**WHAT IS REQUIRED**. Write out each entry below exactly. Do not include the images.

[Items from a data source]
:::::
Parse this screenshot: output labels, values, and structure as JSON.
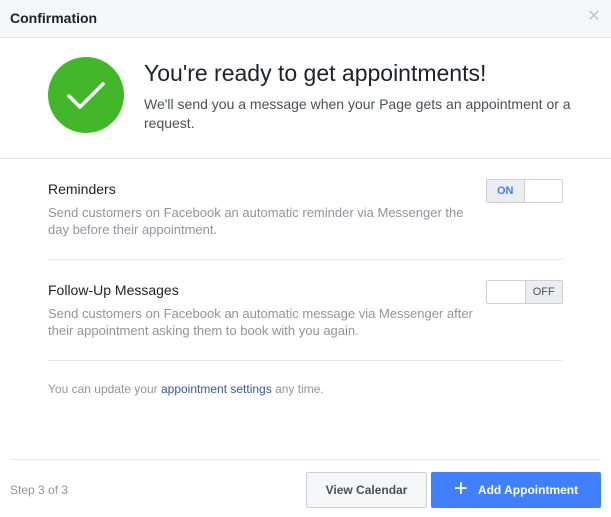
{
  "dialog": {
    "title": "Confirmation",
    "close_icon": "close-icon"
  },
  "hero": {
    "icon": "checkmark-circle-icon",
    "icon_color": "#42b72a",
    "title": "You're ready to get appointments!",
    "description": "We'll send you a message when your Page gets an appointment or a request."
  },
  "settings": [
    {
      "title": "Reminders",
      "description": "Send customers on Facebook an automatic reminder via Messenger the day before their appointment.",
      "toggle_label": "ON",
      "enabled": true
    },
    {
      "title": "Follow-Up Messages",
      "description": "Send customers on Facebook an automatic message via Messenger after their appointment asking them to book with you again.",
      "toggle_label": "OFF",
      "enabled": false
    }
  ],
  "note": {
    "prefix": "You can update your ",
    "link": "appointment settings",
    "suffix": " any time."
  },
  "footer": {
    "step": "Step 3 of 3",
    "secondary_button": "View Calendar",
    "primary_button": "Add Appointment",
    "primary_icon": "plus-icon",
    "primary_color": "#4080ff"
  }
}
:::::
**RESULT OF THIS EXERCISE**.
Parse this screenshot: output labels, values, and structure as JSON.
{
  "dialog": {
    "title": "Confirmation",
    "close_icon": "close-icon"
  },
  "hero": {
    "icon": "checkmark-circle-icon",
    "icon_color": "#42b72a",
    "title": "You're ready to get appointments!",
    "description": "We'll send you a message when your Page gets an appointment or a request."
  },
  "settings": [
    {
      "title": "Reminders",
      "description": "Send customers on Facebook an automatic reminder via Messenger the day before their appointment.",
      "toggle_label": "ON",
      "enabled": true
    },
    {
      "title": "Follow-Up Messages",
      "description": "Send customers on Facebook an automatic message via Messenger after their appointment asking them to book with you again.",
      "toggle_label": "OFF",
      "enabled": false
    }
  ],
  "note": {
    "prefix": "You can update your ",
    "link": "appointment settings",
    "suffix": " any time."
  },
  "footer": {
    "step": "Step 3 of 3",
    "secondary_button": "View Calendar",
    "primary_button": "Add Appointment",
    "primary_icon": "plus-icon",
    "primary_color": "#4080ff"
  }
}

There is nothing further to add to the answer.